The U.S. Department of Labor’s fiduciary rule will become applicable this month, and it will have major effects on financial services delivered to the retirement market.

The DOL rule expands the applicability of the existing fiduciary standard for recommending products to retail individual retirement account customers, which means advisors must always act in the best interest of their customers, as defined by the DOL rule.

(Related: SEC Jumps Into Fiduciary Rule Fray, Seeking Comments on ‘Future Action’)

As a result, distributors are planning to change products and business processes to eliminate conflicts of interest, implement a best-interest sales process and efficiently achieve compliance.

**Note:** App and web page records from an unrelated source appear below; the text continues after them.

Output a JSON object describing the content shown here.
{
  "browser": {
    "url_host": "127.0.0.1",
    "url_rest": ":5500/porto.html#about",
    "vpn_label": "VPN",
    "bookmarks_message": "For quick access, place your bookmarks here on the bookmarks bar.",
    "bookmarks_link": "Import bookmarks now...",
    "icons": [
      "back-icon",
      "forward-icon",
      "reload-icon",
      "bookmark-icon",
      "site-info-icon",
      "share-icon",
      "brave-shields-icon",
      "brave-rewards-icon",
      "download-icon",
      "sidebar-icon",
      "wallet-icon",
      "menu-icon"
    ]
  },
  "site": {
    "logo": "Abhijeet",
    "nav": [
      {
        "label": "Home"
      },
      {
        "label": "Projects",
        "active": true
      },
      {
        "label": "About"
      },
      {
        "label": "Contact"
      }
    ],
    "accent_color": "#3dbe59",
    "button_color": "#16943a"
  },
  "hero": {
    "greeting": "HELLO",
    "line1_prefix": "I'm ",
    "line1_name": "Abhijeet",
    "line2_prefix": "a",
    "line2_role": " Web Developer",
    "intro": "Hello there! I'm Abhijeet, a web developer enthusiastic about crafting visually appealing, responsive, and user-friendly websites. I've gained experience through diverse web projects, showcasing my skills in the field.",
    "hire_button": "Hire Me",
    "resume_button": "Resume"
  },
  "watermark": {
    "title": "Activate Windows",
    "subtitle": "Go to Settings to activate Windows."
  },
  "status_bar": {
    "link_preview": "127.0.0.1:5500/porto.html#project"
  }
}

Many distributors are actively “narrowing their product shelf,” which means fewer products for advisors to sell.

Under the DOL rule, distributors are reducing the number of annuity products, fund families, share classes and specific products for various customer types. For example, some broker-dealers have stopped offering L-share variable annuities on their platforms and this has led to some manufacturers pulling their L-share class for their variable annuities from the market.

The DOL has created a narrow contract exemption from the best interest standard, along with a provision letting consumers use private lawsuits to respond to possible violations of DOL requirements.

The private right-of-action provision within the best interest contract exemption, or BICE, provision puts more due diligence obligations on firms hoping to reduce the risk of litigation.

Client meeting (Photo: Thinkstock)

(Photo: Thinkstock)

Because these expanded due diligence obligations, firms are looking at their product lineups and eliminating products that have low sales volumes or that are appropriate for only a limited set of customers.

The product changes will help firms implement a higher quality best-interest sales process in a more cost-effective and compliant manner.

Simplification of the products that stay on the market is coming as well, since distributors don’t want to overwhelm advisors with long explanations of product features.

A narrower product shelf doesn’t automatically mean lower sales for an advisor. When considering the impact of the DOL rule, an advisor should consider the following key questions:

  • What products are on the distributor’s platform? Will the products that an advisor prefers selling be available for sale? Will the advisor’s organization continue to offer these products?

  • How has the compensation structure changed for the products available on the distributor’s platform?

  • What differences, if any, exist with respect to available products on the distributor’s platform for qualified and nonqualified accounts?

  • What opportunities exist to provide additional value to customers by recommending substitute products or addressing additional customer needs?

While changing product offerings may be challenging initially, advisors may find themselves spending less time searching for the best product, as many distributors plan to centralize this work.

That shift should give advisors new opportunities to have meaningful conversations with customers about their unique needs and situations.

By giving advisors more time to understand their customers, the new processes can lead to stronger and deeper customer relationships.

— Read DOL Fiduciary Deadline Is Coming. Here’s a Compliance Checklist on ThinkAdvisor.